■ EXERCISE PROMPT: Every line of the listing should be retyped exactly, but none of the pictures should be.
Segment Start: PROVIDED RECORDS
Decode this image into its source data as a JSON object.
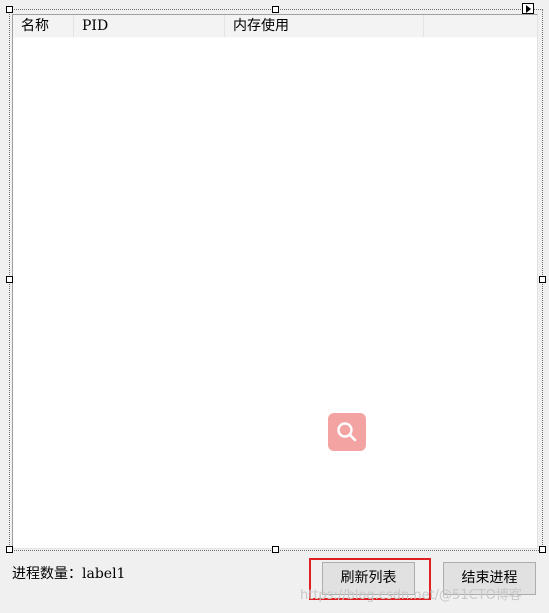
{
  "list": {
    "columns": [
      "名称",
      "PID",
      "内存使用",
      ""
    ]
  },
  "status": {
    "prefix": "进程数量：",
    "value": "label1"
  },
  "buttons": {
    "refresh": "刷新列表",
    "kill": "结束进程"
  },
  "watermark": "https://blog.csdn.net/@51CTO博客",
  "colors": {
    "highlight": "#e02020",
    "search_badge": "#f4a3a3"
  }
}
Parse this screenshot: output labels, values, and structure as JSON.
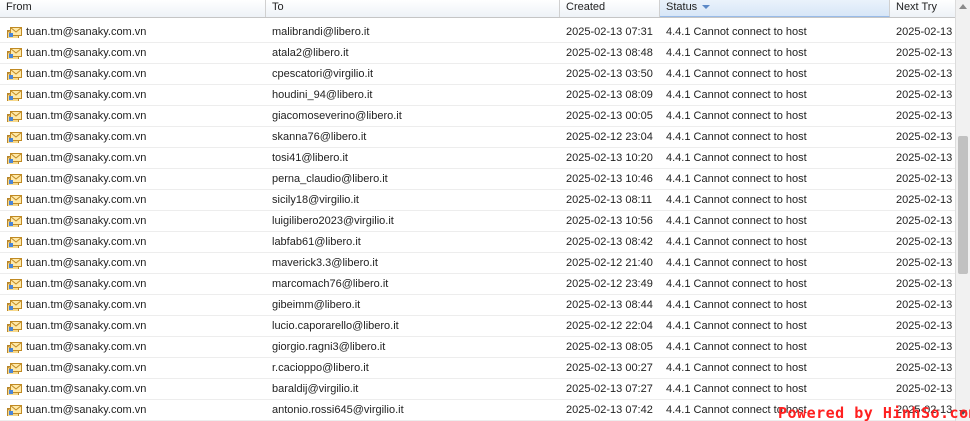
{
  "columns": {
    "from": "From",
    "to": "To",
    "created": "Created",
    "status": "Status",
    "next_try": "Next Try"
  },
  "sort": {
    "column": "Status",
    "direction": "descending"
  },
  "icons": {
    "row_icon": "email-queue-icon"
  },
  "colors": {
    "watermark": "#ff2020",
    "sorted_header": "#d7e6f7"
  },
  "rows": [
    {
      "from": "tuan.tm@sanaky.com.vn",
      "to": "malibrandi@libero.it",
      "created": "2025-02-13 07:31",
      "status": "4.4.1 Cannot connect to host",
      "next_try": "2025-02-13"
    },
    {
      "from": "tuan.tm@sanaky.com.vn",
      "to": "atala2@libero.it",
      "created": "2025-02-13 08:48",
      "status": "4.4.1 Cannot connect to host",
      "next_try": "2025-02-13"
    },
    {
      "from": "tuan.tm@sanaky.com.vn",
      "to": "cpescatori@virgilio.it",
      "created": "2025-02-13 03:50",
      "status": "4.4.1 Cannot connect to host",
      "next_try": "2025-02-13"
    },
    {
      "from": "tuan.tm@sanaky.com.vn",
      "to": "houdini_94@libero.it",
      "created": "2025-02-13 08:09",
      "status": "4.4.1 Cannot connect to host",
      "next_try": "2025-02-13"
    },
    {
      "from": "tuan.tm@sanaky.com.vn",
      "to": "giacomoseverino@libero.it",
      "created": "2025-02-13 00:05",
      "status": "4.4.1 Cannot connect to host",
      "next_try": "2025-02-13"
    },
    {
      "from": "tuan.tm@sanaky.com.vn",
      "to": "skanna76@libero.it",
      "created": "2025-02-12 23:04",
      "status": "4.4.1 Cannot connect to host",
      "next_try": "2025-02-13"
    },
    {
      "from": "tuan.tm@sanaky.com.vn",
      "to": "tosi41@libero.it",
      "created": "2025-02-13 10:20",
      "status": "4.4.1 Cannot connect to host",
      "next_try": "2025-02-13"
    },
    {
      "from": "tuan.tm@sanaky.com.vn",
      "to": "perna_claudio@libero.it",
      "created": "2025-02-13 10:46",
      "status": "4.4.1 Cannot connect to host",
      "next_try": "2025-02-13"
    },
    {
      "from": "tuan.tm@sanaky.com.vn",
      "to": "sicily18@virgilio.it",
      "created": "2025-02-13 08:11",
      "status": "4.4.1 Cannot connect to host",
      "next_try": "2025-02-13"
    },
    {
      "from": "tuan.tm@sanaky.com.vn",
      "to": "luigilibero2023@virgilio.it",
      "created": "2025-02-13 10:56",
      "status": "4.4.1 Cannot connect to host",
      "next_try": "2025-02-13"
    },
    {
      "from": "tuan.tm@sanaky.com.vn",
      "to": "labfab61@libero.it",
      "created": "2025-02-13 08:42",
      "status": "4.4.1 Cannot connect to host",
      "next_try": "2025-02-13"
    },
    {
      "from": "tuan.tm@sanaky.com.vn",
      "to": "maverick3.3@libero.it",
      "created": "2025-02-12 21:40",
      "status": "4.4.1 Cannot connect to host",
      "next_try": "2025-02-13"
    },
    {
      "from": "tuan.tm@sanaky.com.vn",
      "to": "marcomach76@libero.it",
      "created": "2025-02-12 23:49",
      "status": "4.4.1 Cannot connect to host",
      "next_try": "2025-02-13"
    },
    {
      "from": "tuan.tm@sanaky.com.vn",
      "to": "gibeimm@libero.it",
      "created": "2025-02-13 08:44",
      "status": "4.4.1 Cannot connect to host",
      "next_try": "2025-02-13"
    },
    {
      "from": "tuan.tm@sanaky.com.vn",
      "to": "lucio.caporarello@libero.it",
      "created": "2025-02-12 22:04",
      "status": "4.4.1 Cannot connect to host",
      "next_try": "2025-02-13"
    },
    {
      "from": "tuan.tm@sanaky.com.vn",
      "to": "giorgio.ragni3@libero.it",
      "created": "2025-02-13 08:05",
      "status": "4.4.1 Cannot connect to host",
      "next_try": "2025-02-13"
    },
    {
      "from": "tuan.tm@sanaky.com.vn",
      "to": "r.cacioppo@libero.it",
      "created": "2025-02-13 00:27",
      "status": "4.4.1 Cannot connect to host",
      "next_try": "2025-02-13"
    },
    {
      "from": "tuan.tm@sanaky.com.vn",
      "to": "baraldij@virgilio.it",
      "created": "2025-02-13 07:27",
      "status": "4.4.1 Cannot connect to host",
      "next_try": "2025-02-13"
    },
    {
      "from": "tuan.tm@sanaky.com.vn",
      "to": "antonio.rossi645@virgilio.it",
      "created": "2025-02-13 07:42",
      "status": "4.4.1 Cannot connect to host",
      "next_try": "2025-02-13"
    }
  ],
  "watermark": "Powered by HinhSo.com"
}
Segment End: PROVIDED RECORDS
■ WRITTEN SOLUTION:
Decode this image into its source data as a JSON object.
{
  "list": {
    "columns": [
      "名称",
      "PID",
      "内存使用",
      ""
    ]
  },
  "status": {
    "prefix": "进程数量：",
    "value": "label1"
  },
  "buttons": {
    "refresh": "刷新列表",
    "kill": "结束进程"
  },
  "watermark": "https://blog.csdn.net/@51CTO博客",
  "colors": {
    "highlight": "#e02020",
    "search_badge": "#f4a3a3"
  }
}
Parse this screenshot: output labels, values, and structure as JSON.
{
  "columns": {
    "from": "From",
    "to": "To",
    "created": "Created",
    "status": "Status",
    "next_try": "Next Try"
  },
  "sort": {
    "column": "Status",
    "direction": "descending"
  },
  "icons": {
    "row_icon": "email-queue-icon"
  },
  "colors": {
    "watermark": "#ff2020",
    "sorted_header": "#d7e6f7"
  },
  "rows": [
    {
      "from": "tuan.tm@sanaky.com.vn",
      "to": "malibrandi@libero.it",
      "created": "2025-02-13 07:31",
      "status": "4.4.1 Cannot connect to host",
      "next_try": "2025-02-13"
    },
    {
      "from": "tuan.tm@sanaky.com.vn",
      "to": "atala2@libero.it",
      "created": "2025-02-13 08:48",
      "status": "4.4.1 Cannot connect to host",
      "next_try": "2025-02-13"
    },
    {
      "from": "tuan.tm@sanaky.com.vn",
      "to": "cpescatori@virgilio.it",
      "created": "2025-02-13 03:50",
      "status": "4.4.1 Cannot connect to host",
      "next_try": "2025-02-13"
    },
    {
      "from": "tuan.tm@sanaky.com.vn",
      "to": "houdini_94@libero.it",
      "created": "2025-02-13 08:09",
      "status": "4.4.1 Cannot connect to host",
      "next_try": "2025-02-13"
    },
    {
      "from": "tuan.tm@sanaky.com.vn",
      "to": "giacomoseverino@libero.it",
      "created": "2025-02-13 00:05",
      "status": "4.4.1 Cannot connect to host",
      "next_try": "2025-02-13"
    },
    {
      "from": "tuan.tm@sanaky.com.vn",
      "to": "skanna76@libero.it",
      "created": "2025-02-12 23:04",
      "status": "4.4.1 Cannot connect to host",
      "next_try": "2025-02-13"
    },
    {
      "from": "tuan.tm@sanaky.com.vn",
      "to": "tosi41@libero.it",
      "created": "2025-02-13 10:20",
      "status": "4.4.1 Cannot connect to host",
      "next_try": "2025-02-13"
    },
    {
      "from": "tuan.tm@sanaky.com.vn",
      "to": "perna_claudio@libero.it",
      "created": "2025-02-13 10:46",
      "status": "4.4.1 Cannot connect to host",
      "next_try": "2025-02-13"
    },
    {
      "from": "tuan.tm@sanaky.com.vn",
      "to": "sicily18@virgilio.it",
      "created": "2025-02-13 08:11",
      "status": "4.4.1 Cannot connect to host",
      "next_try": "2025-02-13"
    },
    {
      "from": "tuan.tm@sanaky.com.vn",
      "to": "luigilibero2023@virgilio.it",
      "created": "2025-02-13 10:56",
      "status": "4.4.1 Cannot connect to host",
      "next_try": "2025-02-13"
    },
    {
      "from": "tuan.tm@sanaky.com.vn",
      "to": "labfab61@libero.it",
      "created": "2025-02-13 08:42",
      "status": "4.4.1 Cannot connect to host",
      "next_try": "2025-02-13"
    },
    {
      "from": "tuan.tm@sanaky.com.vn",
      "to": "maverick3.3@libero.it",
      "created": "2025-02-12 21:40",
      "status": "4.4.1 Cannot connect to host",
      "next_try": "2025-02-13"
    },
    {
      "from": "tuan.tm@sanaky.com.vn",
      "to": "marcomach76@libero.it",
      "created": "2025-02-12 23:49",
      "status": "4.4.1 Cannot connect to host",
      "next_try": "2025-02-13"
    },
    {
      "from": "tuan.tm@sanaky.com.vn",
      "to": "gibeimm@libero.it",
      "created": "2025-02-13 08:44",
      "status": "4.4.1 Cannot connect to host",
      "next_try": "2025-02-13"
    },
    {
      "from": "tuan.tm@sanaky.com.vn",
      "to": "lucio.caporarello@libero.it",
      "created": "2025-02-12 22:04",
      "status": "4.4.1 Cannot connect to host",
      "next_try": "2025-02-13"
    },
    {
      "from": "tuan.tm@sanaky.com.vn",
      "to": "giorgio.ragni3@libero.it",
      "created": "2025-02-13 08:05",
      "status": "4.4.1 Cannot connect to host",
      "next_try": "2025-02-13"
    },
    {
      "from": "tuan.tm@sanaky.com.vn",
      "to": "r.cacioppo@libero.it",
      "created": "2025-02-13 00:27",
      "status": "4.4.1 Cannot connect to host",
      "next_try": "2025-02-13"
    },
    {
      "from": "tuan.tm@sanaky.com.vn",
      "to": "baraldij@virgilio.it",
      "created": "2025-02-13 07:27",
      "status": "4.4.1 Cannot connect to host",
      "next_try": "2025-02-13"
    },
    {
      "from": "tuan.tm@sanaky.com.vn",
      "to": "antonio.rossi645@virgilio.it",
      "created": "2025-02-13 07:42",
      "status": "4.4.1 Cannot connect to host",
      "next_try": "2025-02-13"
    }
  ],
  "watermark": "Powered by HinhSo.com"
}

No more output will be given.